Batanagar flyover ready, but use potholed road
The construction was completed in October but there’s been no official communication regarding its inauguration
- Published 6.12.18, 2:30 AM
- Updated 6.12.18, 2:30 AM
- 2 mins read
The Jinjirabazar flyover has been lying ready but unused for almost a month.
The result: people have to use the cratered road below.
The construction was completed in October but there’s been no official communication regarding its inauguration, a urban development department official said.
“We are waiting for a date from the government. The flyover is ready,” the official said.
Some engineers have raised safety concerns, though. Steel frames for flowerpots fixed on the flyover is unnecessary and can lead to accidents, an engineer said.

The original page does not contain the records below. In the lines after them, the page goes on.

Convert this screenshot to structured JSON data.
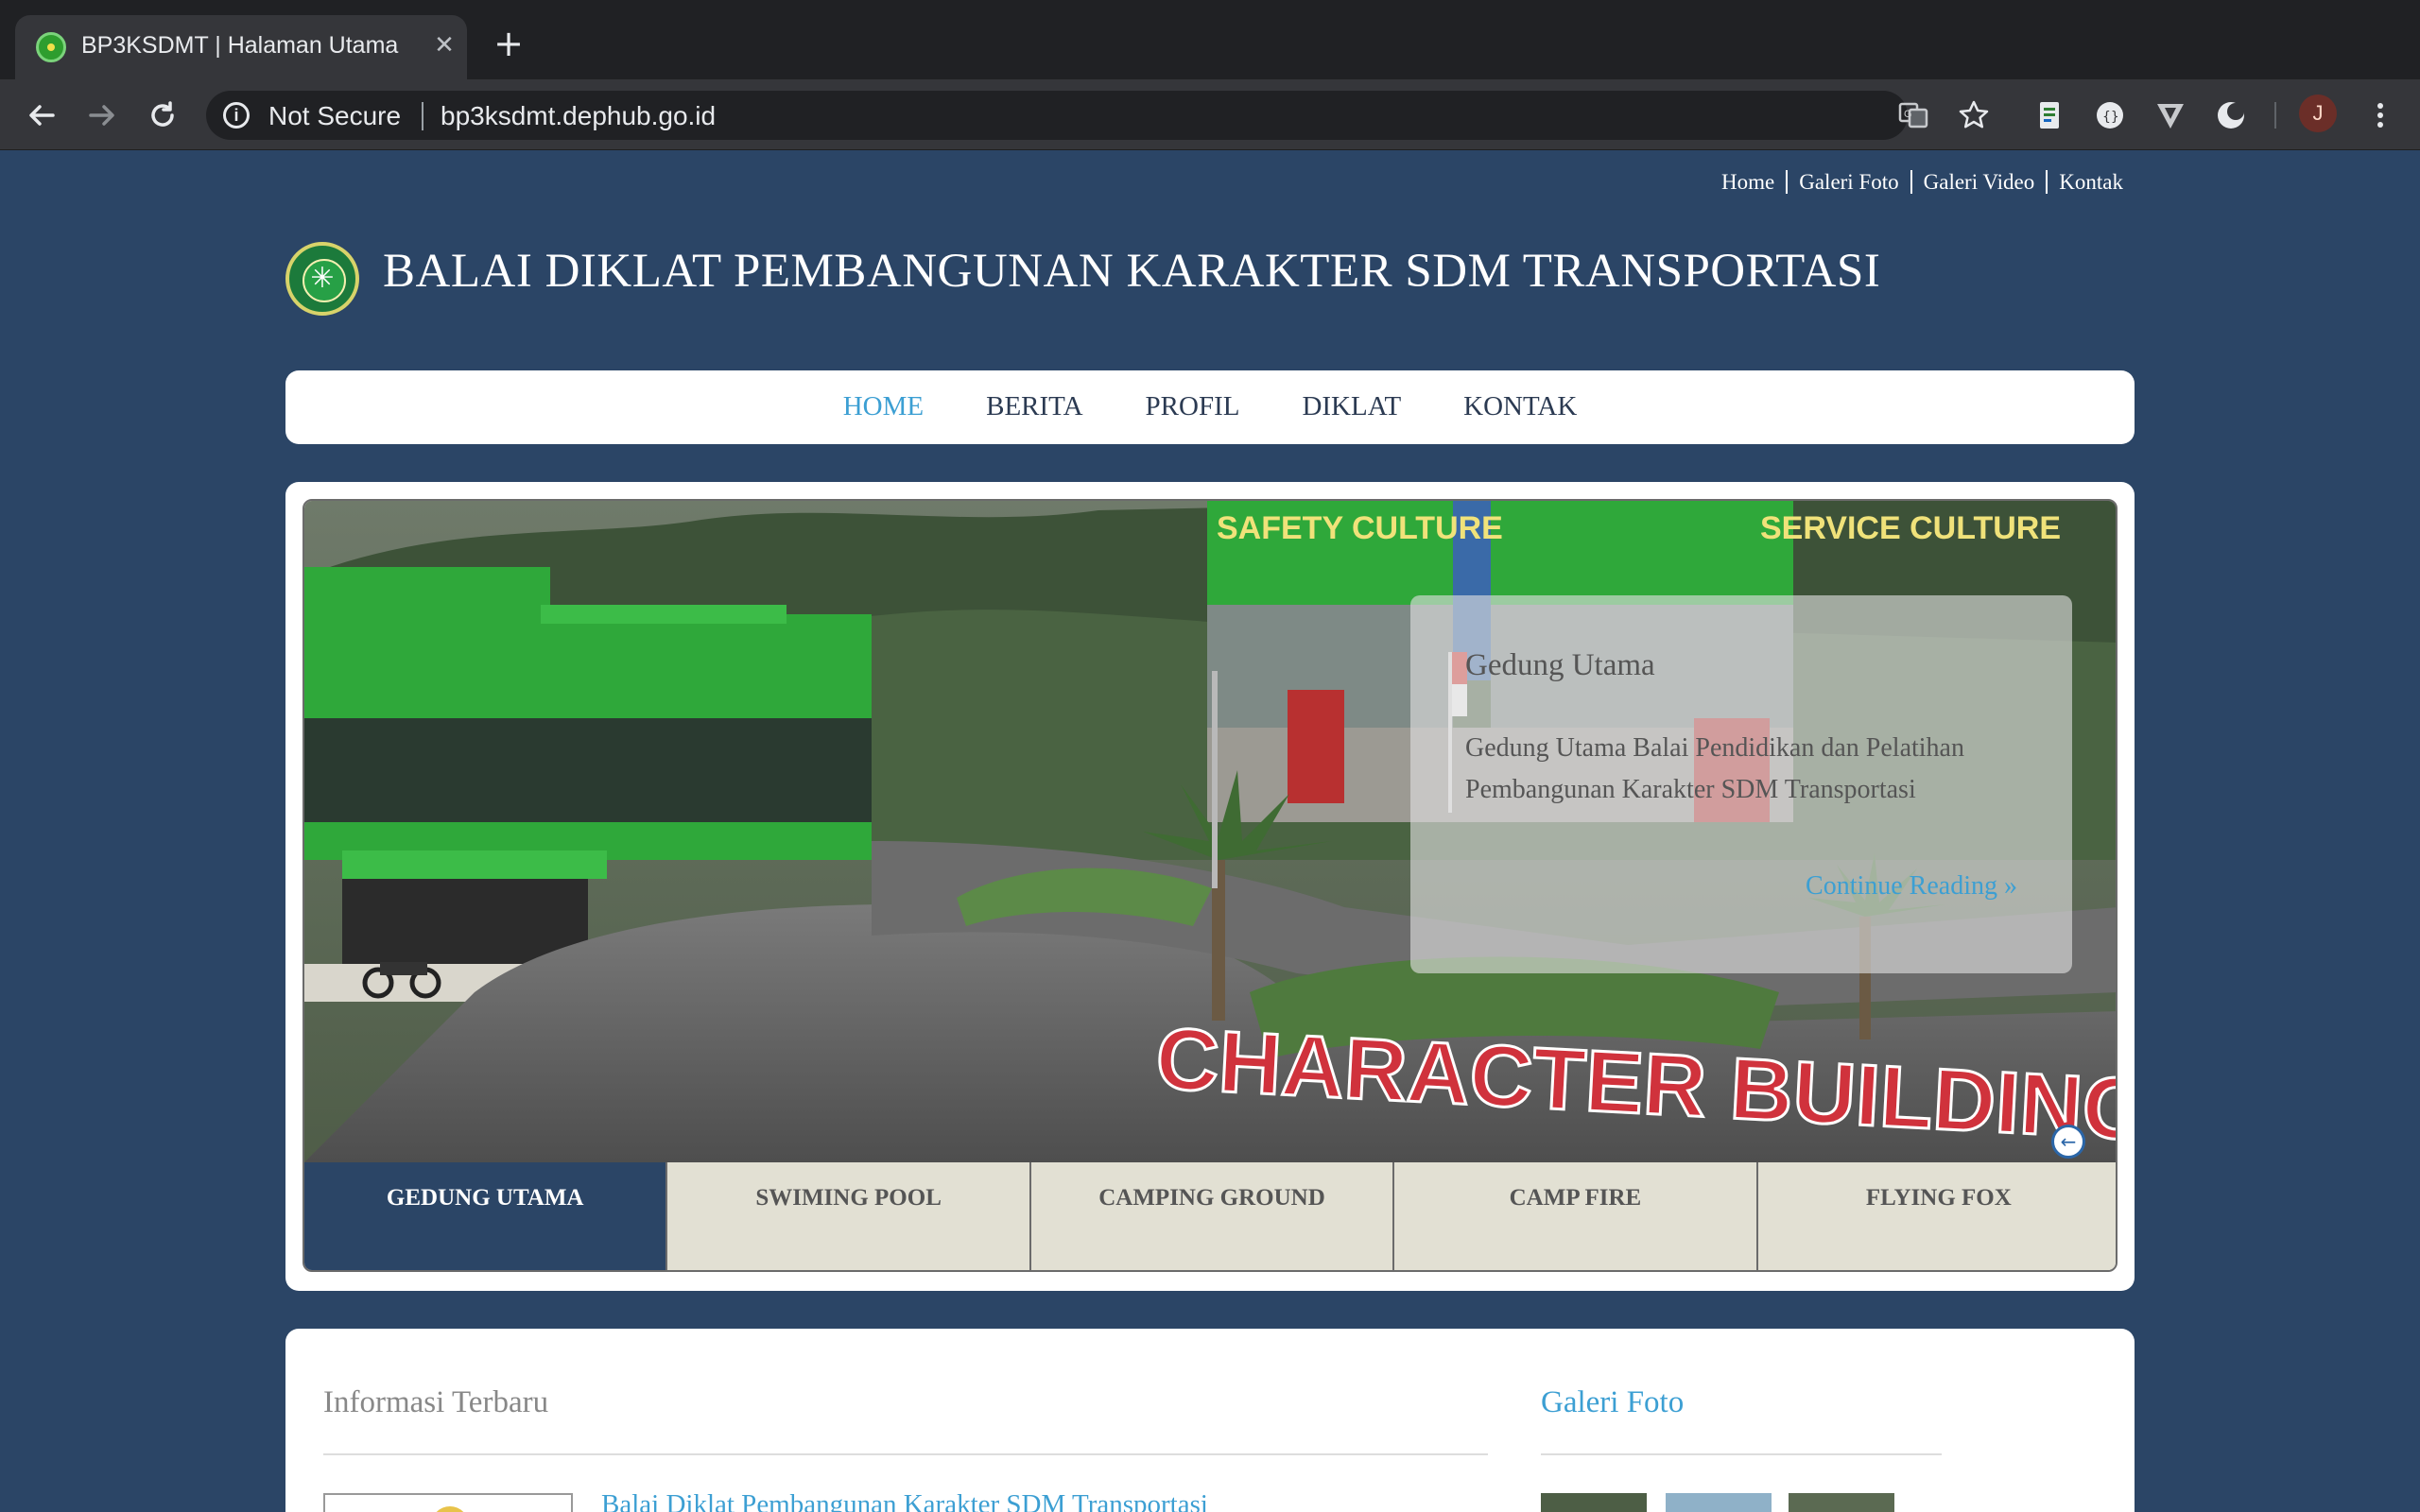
{
  "browser": {
    "tab_title": "BP3KSDMT | Halaman Utama",
    "security_label": "Not Secure",
    "url": "bp3ksdmt.dephub.go.id",
    "profile_initial": "J"
  },
  "top_links": [
    "Home",
    "Galeri Foto",
    "Galeri Video",
    "Kontak"
  ],
  "site": {
    "title": "BALAI DIKLAT PEMBANGUNAN KARAKTER SDM TRANSPORTASI"
  },
  "main_nav": [
    {
      "label": "HOME",
      "active": true
    },
    {
      "label": "BERITA",
      "active": false
    },
    {
      "label": "PROFIL",
      "active": false
    },
    {
      "label": "DIKLAT",
      "active": false
    },
    {
      "label": "KONTAK",
      "active": false
    }
  ],
  "slider": {
    "signs": [
      "SAFETY CULTURE",
      "SERVICE CULTURE",
      "CHARACTER BUILDING"
    ],
    "caption": {
      "title": "Gedung Utama",
      "text": "Gedung Utama Balai Pendidikan dan Pelatihan Pembangunan Karakter SDM Transportasi",
      "more": "Continue Reading »"
    },
    "tabs": [
      "GEDUNG UTAMA",
      "SWIMING POOL",
      "CAMPING GROUND",
      "CAMP FIRE",
      "FLYING FOX"
    ],
    "active_tab": 0
  },
  "sections": {
    "latest_info_title": "Informasi Terbaru",
    "gallery_title": "Galeri Foto",
    "latest_news_headline": "Balai Diklat Pembangunan Karakter SDM Transportasi"
  },
  "colors": {
    "page_bg": "#2b4566",
    "accent": "#3c9fd3",
    "tab_bg": "#e2e0d3"
  }
}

Police, too, feel the same. “The frames projecting inwards are completely unnecessary. It is a double lane flyover and such projections are bound to cause accidents,” a traffic police officer said.
The flyover is 8.5m wide and the Budge Budge-bound and Jinjirabazar-bound flanks can accommodate a car each.
“Suppose a two-wheeler tries to overtake the car from the left. It will inevitably lead to an accident. The steel frames must be removed before the flyover is thrown open to traffic,” a private company engineer who has been associated with several flyovers across the country said.
The 6.8km flyover starts at Jinjira Bazar, about 3km west of Taratala crossing, and ends at Batanagar.
Other flyovers in the city usually have four or six lanes.
A Batanagar resident said every day he found the street lights of the flyover glowing when he returned home at night. “But crash barriers are placed at the start of the flyover, blocking entry. If I can use the flyover I will reach home in 10 minutes from Jinjirabazar. But I have to use the damaged Budge Budge Trunk Road... it takes me more than 30 minutes even if there are no snarls,” he said.
Only a handful of vehicles are allowed on the flyover. Guards posted at the ends of the flyover have a list of the registration number of cars that can use the flyover. All other vehicles have to use the Budge Budge Trunk Road running below.
The Centre provided Rs 86 crore for the flyover and Hiland Group that has built Calcutta Riverside, a residential complex by the Hooghly at Batanagar bore the rest.
The initial project cost was Rs 255 crore but Hiland Group has spent close to Rs 330 crore, a company official said.
The project included widening and strengthening the stretch of Budge Budge Trunk Road that runs below the flyover. The road has been repaired in stretches and work is still on, Sumit Dabriwala, a co-owner of Hiland Group, said.
A resident of Rampur, which is between Jinjirabazar and Batanagar, said only patchwork on some stretches had been done before Puja. “This road will get flooded during the monsoon because the roadsides drains are clogged with debris.”
An official of Larsen and Toubro said the company had finished the construction of the flyover about a month ago.